Gifted Children/Gifted child?


I have read quite a few articles on gifted children. My daughter is 3 years and 4 months old.  When she was 1 year and 3 months old, she could identify numbers and alphabets. By 2 years and 3 months she could do simple additions and subtractions , read simple words. Now, she can do carry over additions, knows time to a certain extent and can read sentences.  The thing is she is interested only in math and not at all interested in reading or doing any other activity. Whenever she feels bored, she just starts doing math problems. Is my child gifted? A few weeks ago we unknowingly told her that there are other concepts such as multiplication and division.  From then on she was hell bent on knowing to multiply and divide.  She knows simple 2 and 3 multiplication tables.  Is it ok to teach multiplication concepts at such a young age? Her grandparents are against my teaching her multiplication as they think she cannot grasp the concepts. My husbands' IQ is 160 and am I wrong in considering my child to be gifted as well? If she is, do you think teaching her what she wants to know and likes doing, would be wrong on my part? As you might already know, you cannot force a child what he/she doesn't want to learn. It's certainly impossible with a child of her age.

Giftedness does run in families. I can't say your daughter is gifted with so little information, but I certainly think that is the case.  Testing isn't useful until 4-5 years old; that's when the word is usually applied.

It's good that you are following her lead about teaching the things she has shown an interest in.  It seems a bit odd that her grandparents feel she shouldn't be taught something she may not be able to grasp.  There is no reason not to teach her about what she's interested in. If she gets frustrated she can learn it sometime in the future. It's common for kids to be 100% absorbed in one topic, then suddenly have a new interest they're 100% interested in.

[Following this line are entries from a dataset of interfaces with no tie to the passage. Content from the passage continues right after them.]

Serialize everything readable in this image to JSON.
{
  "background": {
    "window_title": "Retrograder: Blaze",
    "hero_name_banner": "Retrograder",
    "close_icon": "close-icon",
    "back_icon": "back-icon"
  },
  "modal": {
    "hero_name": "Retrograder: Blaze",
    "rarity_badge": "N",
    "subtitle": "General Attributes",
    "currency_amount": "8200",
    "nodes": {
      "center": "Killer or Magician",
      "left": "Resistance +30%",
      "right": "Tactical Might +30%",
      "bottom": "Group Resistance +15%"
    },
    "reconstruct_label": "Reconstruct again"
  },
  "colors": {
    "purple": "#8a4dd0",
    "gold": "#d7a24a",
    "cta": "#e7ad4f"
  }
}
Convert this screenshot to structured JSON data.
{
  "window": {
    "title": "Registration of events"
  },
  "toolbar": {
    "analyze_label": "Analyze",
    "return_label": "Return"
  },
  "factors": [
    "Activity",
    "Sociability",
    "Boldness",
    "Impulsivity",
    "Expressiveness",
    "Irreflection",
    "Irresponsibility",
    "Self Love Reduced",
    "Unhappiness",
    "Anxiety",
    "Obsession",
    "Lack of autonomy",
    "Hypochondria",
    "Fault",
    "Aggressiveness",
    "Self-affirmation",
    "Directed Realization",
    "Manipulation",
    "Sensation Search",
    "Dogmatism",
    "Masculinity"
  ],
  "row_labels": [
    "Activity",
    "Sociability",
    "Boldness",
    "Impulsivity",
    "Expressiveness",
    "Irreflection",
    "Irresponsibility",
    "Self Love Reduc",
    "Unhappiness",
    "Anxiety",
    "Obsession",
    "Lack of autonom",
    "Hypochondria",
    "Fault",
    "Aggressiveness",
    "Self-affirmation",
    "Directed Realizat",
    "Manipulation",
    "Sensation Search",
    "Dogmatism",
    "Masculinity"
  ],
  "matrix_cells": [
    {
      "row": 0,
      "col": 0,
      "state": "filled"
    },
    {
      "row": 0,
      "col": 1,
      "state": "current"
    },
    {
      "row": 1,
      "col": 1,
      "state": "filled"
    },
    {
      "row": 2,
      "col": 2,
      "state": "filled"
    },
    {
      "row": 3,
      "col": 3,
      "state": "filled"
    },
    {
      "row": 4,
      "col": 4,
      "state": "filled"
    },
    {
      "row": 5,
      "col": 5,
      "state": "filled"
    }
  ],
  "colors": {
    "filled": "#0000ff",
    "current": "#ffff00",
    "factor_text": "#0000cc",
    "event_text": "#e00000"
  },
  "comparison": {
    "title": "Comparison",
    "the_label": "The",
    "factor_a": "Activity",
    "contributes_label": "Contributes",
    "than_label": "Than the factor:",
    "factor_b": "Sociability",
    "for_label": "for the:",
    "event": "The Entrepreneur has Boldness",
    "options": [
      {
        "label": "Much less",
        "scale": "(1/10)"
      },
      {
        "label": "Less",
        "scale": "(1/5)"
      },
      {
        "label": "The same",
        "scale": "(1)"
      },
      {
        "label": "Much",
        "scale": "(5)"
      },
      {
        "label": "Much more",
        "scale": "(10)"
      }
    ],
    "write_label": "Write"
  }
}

There is an answer posted 2/18/12 "very interested in books" which has a lot of information that will be useful for your daughter also, even those she's older than the child in that answer. You'll find a list of resources you can trust. You'll especially be interested in Free Spirit Publishing. You'll find materials there that will be useful throughout your daughter's childhood. Be cautious about other things you might buy from sources I didn't list.  There's a lot of things that people want to sell to parents trying to give their child a bright future, but they really just want your money.

It would be a good idea to suggest that her grandparents do some reading too.  It will be important to know more and you may be able to avoid conflict with them in such things as you described above. And certainly it's you and your husband who are the decision makers; it isn't your job to make sure other people are happy with the way you raise your child.

The most important thing you can do for your daughter, for your family unit, is to make your marriage high priority.

Thank you for letting me serve you. Your feedback is important.

Gifted Children

All Answers

Answers by Expert:

Ask Experts


Faith A. Coleman MD


No questions are off-limits. My strengths are understanding what questioners are really trying to ask, knowing the right questions to get to useful answers, and putting complicated, subject-specific words and concepts into language accessible to lay-persons. The topic is fascinating and can be surprising, the opposite of what might logically seem expected of giftedness. I am skilled in identifying giftedness at any age, including very early in life.


Children constitute about one-third of the patients in a Family Medicine practice. I was Director of Children's and Women's Public Health Education Programs with the Northeast Texas Public Health District. I have two highly gifted children, one of whom attended Roeper School, listed first in this site's Sponsored Links. I was the health expert for Roeper's board of directors; I maintain contacts there. I'm on the board of directors of several organizations of which I'm a member. I spent a summer as the Medical Director of a camp for kids with ADD, ADHD, and psychiatric disorders. Editor, Medical Economics Publishing Co. licensure to teach K-12 in Oklahoma, with added qualification in Journalism

Champions for Children: Advocacy, resources, quality assessment, for early childhood daycare (Board of Directors). American Academy of Family Physicians. Michigan Academy of Family Physicians Society of Teachers of Family Medicine. READ: Advocacy, education, resources for teaching and encouraging literacy in adults. East Texas Network for Children (Planning Board).

Journals: Medical Economics, Contemporary OB/Gyn, Diagnostic Medicine. Albuquerque Journal Daily, Tyler Daily News, New Mexico Daily Lobo, New Citizen Weekly, Alpena News, daily.

BA, Journalism MD University of New Mexico School of Medicine. Internship, Detroit Medical Center. Family Practice Residency, Top-100 Hospital - Beaumont. Clinical Faculty appointments to three medical schools. Faculty, Family Practice Residency, Detroit area.

Awards and Honors
Two official commendations awarded by United States Army for service and contributions to young soldiers and families. Publishing Internship, Medical Economics Publishing Company. Research Internship, Hastings Institute of Society, Ethics, and the Life Sciences. Woman Medical Student of the Year. Numerous others.

Past/Present Clients
As above in experiences, publications and awards. Many thousands of patient/family encounters.

©2017 All rights reserved.